Stored data
◇ ◇ ◇ ◇ ◇ ◇ ◇

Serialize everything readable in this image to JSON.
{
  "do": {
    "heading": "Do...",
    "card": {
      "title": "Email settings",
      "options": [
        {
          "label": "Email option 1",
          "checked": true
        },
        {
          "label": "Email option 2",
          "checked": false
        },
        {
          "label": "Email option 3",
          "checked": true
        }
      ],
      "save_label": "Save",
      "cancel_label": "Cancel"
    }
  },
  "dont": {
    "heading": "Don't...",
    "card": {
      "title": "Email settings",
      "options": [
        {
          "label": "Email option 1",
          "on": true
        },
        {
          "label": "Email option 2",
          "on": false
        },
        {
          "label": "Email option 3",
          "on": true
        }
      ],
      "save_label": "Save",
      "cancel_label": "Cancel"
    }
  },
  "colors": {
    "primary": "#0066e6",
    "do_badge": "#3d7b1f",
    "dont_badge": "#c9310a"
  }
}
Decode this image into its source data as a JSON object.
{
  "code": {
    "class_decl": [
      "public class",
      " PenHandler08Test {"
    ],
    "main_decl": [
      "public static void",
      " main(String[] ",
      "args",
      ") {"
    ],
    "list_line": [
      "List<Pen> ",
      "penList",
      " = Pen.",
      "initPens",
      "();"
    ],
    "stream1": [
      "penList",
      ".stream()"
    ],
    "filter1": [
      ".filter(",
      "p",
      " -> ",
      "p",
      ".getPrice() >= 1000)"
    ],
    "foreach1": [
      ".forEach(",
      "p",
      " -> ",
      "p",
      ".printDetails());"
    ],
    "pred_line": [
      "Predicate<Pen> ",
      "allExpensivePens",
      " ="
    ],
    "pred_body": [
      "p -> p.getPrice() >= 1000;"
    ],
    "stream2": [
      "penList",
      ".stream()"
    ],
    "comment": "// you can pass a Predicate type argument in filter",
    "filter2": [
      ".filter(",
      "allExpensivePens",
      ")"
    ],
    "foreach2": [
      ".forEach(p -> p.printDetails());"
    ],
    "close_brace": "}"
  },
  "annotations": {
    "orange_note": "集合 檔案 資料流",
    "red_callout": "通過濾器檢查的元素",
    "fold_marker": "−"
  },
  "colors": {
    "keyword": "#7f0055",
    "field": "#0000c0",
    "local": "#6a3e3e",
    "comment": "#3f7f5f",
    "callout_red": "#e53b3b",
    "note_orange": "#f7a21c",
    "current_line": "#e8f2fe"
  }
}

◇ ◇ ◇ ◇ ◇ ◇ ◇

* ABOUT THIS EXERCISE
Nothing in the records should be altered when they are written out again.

* WRITTEN SOLUTION
Serialize everything readable in this image to JSON.
{
  "do": {
    "heading": "Do...",
    "card": {
      "title": "Email settings",
      "options": [
        {
          "label": "Email option 1",
          "checked": true
        },
        {
          "label": "Email option 2",
          "checked": false
        },
        {
          "label": "Email option 3",
          "checked": true
        }
      ],
      "save_label": "Save",
      "cancel_label": "Cancel"
    }
  },
  "dont": {
    "heading": "Don't...",
    "card": {
      "title": "Email settings",
      "options": [
        {
          "label": "Email option 1",
          "on": true
        },
        {
          "label": "Email option 2",
          "on": false
        },
        {
          "label": "Email option 3",
          "on": true
        }
      ],
      "save_label": "Save",
      "cancel_label": "Cancel"
    }
  },
  "colors": {
    "primary": "#0066e6",
    "do_badge": "#3d7b1f",
    "dont_badge": "#c9310a"
  }
}
Decode this image into its source data as a JSON object.
{
  "code": {
    "class_decl": [
      "public class",
      " PenHandler08Test {"
    ],
    "main_decl": [
      "public static void",
      " main(String[] ",
      "args",
      ") {"
    ],
    "list_line": [
      "List<Pen> ",
      "penList",
      " = Pen.",
      "initPens",
      "();"
    ],
    "stream1": [
      "penList",
      ".stream()"
    ],
    "filter1": [
      ".filter(",
      "p",
      " -> ",
      "p",
      ".getPrice() >= 1000)"
    ],
    "foreach1": [
      ".forEach(",
      "p",
      " -> ",
      "p",
      ".printDetails());"
    ],
    "pred_line": [
      "Predicate<Pen> ",
      "allExpensivePens",
      " ="
    ],
    "pred_body": [
      "p -> p.getPrice() >= 1000;"
    ],
    "stream2": [
      "penList",
      ".stream()"
    ],
    "comment": "// you can pass a Predicate type argument in filter",
    "filter2": [
      ".filter(",
      "allExpensivePens",
      ")"
    ],
    "foreach2": [
      ".forEach(p -> p.printDetails());"
    ],
    "close_brace": "}"
  },
  "annotations": {
    "orange_note": "集合 檔案 資料流",
    "red_callout": "通過濾器檢查的元素",
    "fold_marker": "−"
  },
  "colors": {
    "keyword": "#7f0055",
    "field": "#0000c0",
    "local": "#6a3e3e",
    "comment": "#3f7f5f",
    "callout_red": "#e53b3b",
    "note_orange": "#f7a21c",
    "current_line": "#e8f2fe"
  }
}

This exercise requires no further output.